**Recorded information**
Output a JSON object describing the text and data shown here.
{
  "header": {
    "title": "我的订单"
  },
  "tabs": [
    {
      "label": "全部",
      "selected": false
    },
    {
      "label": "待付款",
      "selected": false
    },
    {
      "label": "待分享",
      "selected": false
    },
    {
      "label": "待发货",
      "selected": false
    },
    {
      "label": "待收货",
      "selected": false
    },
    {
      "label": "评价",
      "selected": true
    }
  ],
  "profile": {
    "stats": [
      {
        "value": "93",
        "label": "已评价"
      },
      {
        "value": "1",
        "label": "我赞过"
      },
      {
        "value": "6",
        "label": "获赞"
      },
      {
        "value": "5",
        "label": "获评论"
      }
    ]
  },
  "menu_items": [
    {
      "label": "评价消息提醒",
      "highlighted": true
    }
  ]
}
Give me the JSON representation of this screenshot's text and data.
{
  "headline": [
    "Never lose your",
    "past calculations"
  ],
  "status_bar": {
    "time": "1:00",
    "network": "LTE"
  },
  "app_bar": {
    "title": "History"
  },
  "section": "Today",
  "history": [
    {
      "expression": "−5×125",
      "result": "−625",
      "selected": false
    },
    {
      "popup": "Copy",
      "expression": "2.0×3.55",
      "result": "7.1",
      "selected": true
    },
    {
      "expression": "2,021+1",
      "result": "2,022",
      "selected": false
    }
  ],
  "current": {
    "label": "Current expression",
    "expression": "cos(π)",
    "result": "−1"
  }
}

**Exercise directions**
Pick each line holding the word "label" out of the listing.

**Answer to the exercise**
      "label": "全部",
      "label": "待付款",
      "label": "待分享",
      "label": "待发货",
      "label": "待收货",
      "label": "评价",
        "label": "已评价"
        "label": "我赞过"
        "label": "获赞"
        "label": "获评论"
      "label": "评价消息提醒",
    "label": "Current expression",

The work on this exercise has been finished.